| Article Access Statistics|
| Viewed||1940 |
| Printed||56 |
| Emailed||0 |
| PDF Downloaded||49 |
| Comments ||[Add] |
Click on image for details.
|LETTER TO EDITOR
|Year : 2020 | Volume
| Issue : 2 | Page : 497
Reply to letter to the editor: Author-based versus Group-Based Systematic Reviews and Meta-Analysis
Imran Rizvi, Ravindra Kumar Garg, Hardeep Singh Malhotra, Neeraj Kumar, Ravi Uniyal
Department of Neurology, King George's Medical University, Lucknow, Uttar Pradesh, India
|Date of Web Publication||15-May-2020|
Dr. Ravindra Kumar Garg
Department of Neurology, King George's Medical University, Lucknow - 226 003, Uttar Pradesh
Source of Support: None, Conflict of Interest: None
|How to cite this article:|
Rizvi I, Garg RK, Malhotra HS, Kumar N, Uniyal R. Reply to letter to the editor: Author-based versus Group-Based Systematic Reviews and Meta-Analysis. Neurol India 2020;68:497
|How to cite this URL:|
Rizvi I, Garg RK, Malhotra HS, Kumar N, Uniyal R. Reply to letter to the editor: Author-based versus Group-Based Systematic Reviews and Meta-Analysis. Neurol India [serial online] 2020 [cited 2022 May 27];68:497. Available from: https://www.neurologyindia.com/text.asp?2020/68/2/497/280653
We thank the author for his interest in the meta-analysis. Concerns were raised on three counts; firstly, that the group-based reviews like the Cochrane reviews are better than the author-based reviews; secondly, that in view of the small number of articles included in the final analysis results should not have been presented on a forest plot, and lastly, that a preregistration of the study protocol on a platform like PROSPERO would have been better.
We fully agree with the reviewer that group-based systematic reviews like the Cochrane reviews are better than author-based reviews.

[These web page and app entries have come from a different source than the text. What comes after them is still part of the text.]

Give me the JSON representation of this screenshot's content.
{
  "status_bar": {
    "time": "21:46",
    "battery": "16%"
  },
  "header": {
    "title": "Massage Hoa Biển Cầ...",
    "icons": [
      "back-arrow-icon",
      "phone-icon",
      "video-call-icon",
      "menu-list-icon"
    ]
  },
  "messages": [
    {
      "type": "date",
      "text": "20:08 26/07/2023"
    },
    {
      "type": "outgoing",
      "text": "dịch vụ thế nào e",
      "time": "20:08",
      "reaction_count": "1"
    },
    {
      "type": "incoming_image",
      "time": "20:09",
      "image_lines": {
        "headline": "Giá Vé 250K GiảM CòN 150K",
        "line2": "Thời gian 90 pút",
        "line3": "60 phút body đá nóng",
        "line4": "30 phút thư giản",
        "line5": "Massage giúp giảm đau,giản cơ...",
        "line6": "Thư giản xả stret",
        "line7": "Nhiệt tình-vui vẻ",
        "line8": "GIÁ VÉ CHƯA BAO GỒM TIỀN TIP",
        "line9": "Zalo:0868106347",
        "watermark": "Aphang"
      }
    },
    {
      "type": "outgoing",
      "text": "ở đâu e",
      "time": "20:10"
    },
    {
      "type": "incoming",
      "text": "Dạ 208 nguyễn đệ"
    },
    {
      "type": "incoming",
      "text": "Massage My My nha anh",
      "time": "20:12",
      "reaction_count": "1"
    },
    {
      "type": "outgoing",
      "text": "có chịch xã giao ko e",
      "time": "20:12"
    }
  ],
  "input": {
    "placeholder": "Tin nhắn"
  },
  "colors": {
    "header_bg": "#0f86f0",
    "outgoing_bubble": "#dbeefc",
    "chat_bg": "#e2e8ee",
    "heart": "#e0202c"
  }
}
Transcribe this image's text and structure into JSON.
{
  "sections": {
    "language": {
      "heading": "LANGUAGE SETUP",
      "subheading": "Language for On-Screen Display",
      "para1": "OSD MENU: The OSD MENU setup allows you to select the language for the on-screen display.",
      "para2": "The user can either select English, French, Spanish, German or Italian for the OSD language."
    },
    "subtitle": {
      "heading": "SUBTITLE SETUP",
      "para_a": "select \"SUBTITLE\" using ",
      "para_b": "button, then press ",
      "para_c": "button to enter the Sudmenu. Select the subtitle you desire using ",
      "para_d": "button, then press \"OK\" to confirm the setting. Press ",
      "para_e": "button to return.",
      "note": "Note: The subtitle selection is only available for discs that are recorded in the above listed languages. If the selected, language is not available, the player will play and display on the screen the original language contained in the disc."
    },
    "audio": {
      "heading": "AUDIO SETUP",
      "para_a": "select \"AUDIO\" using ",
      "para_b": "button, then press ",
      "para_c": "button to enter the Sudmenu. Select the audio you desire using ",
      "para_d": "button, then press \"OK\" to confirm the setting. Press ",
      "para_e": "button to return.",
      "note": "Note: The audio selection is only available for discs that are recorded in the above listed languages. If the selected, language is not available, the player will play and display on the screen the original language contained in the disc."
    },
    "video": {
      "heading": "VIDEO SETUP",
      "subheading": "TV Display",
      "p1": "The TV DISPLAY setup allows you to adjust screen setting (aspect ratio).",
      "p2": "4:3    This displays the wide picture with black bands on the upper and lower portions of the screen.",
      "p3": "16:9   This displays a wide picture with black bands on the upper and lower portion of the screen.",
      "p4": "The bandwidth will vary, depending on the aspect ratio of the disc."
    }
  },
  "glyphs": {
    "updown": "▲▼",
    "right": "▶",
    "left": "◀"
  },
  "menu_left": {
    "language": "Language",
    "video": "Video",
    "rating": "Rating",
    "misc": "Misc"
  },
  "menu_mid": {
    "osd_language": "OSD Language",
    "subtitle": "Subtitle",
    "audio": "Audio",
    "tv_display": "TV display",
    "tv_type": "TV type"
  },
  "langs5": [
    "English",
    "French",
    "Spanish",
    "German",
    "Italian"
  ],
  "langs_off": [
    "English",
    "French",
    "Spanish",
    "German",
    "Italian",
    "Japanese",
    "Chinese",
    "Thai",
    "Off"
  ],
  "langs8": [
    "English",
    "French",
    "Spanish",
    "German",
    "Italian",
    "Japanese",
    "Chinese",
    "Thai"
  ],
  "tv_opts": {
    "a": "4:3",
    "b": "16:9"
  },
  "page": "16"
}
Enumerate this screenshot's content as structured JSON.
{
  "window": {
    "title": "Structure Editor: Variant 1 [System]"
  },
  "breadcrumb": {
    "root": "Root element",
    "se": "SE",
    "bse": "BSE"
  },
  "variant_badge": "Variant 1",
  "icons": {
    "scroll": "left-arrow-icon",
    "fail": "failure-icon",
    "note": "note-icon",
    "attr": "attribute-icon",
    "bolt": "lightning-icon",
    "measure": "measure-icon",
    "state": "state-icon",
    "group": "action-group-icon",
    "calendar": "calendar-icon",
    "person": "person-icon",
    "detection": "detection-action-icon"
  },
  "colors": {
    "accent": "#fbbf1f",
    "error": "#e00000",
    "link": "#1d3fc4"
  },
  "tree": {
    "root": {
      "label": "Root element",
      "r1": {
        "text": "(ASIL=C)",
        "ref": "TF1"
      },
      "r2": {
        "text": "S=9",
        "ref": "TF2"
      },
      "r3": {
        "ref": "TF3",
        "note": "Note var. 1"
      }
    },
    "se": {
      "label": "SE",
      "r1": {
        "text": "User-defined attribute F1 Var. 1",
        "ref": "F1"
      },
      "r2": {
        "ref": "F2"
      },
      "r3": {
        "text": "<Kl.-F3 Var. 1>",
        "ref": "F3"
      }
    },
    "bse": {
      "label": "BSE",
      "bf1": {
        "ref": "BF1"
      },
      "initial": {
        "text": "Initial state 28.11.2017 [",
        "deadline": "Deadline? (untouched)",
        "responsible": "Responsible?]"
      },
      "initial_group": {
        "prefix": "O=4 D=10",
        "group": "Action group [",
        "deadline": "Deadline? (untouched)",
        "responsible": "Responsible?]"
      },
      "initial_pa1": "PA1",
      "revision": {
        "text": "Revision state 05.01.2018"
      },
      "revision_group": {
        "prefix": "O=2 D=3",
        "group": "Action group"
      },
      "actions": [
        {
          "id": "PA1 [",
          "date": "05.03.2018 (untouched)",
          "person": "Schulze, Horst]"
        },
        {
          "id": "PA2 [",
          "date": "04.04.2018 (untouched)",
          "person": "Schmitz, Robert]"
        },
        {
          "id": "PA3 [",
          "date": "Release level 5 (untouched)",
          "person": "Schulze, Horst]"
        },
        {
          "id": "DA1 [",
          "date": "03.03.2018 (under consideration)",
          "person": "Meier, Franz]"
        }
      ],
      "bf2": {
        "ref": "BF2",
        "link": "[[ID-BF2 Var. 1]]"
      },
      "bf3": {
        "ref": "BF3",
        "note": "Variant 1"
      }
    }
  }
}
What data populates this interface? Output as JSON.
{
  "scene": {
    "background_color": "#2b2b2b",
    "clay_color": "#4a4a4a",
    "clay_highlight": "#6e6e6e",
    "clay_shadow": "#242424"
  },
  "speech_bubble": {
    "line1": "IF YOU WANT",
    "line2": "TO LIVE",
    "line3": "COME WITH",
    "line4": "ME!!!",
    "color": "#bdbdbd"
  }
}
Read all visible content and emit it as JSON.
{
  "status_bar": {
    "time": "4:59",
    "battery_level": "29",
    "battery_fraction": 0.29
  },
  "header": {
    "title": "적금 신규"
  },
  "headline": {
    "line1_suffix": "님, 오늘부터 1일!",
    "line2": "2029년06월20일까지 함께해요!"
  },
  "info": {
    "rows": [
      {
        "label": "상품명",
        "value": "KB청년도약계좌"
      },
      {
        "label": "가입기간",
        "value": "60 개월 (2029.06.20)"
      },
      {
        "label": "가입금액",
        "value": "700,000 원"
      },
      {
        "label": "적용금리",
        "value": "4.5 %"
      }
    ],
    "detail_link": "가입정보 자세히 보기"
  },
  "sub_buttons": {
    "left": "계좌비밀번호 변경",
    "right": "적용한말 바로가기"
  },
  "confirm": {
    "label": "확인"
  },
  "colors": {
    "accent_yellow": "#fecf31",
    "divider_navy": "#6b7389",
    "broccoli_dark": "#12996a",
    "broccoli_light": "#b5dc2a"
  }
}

It may be noted that we performed our systematic review as per the guidelines published in the Cochrane Handbook for Systematic Reviews of Interventions. This ranged from conducting the search, study selection, data extraction, risk of bias assessment, and data analysis as well as GRADE recommendation/s.
We beg to differ with the author's suggestion that we could have avoided presenting our results in the form of a forest plot in view of the small number of studies being included in the final analysis. The Forest plot is the most popular graphical illustration for a meta analysis. It provides a very good visual representation of the information derived from individual studies and the amount of variation between the results of individual studies, along with the overall effect. What constitutes the minimum number for a forest plot can be debated, but any analysis with a minimum of two studies can be displayed on a forest plot.
We fully agree with the reviewer that it would have been better to prospectively register our systematic review on a platform like PROSPERO. Even though we made a predefined protocol to be used amongst the authors and followed the Cochrane methodology, as the predefined method to avoid any reporting bias, we acknowledge not registering our protocol prospectively as a shortcoming of the analysis.
Financial support and sponsorship
Conflicts of interest
There are no conflicts of interest.
| » References|| |
Raina SK. Author-Based versus Group-Based Systemic Reviews and Meta-Analysis. Neurol India 2020;68:204-5.
] [Full text]
Higgins JP, Thomas J, Chandler J, Cumpston M, Li T, Page MJ, et al
. editors. Cochrane Handbook for Systematic Reviews of Interventions version 6.0 (updated 2019 Jul). Cochrane, 2019. Available from: www.training.cochrane.org/handbook.
Lewis S, Clarke M. Forest plots: Trying to see the wood and the trees. BMJ 2001;322:1479-80.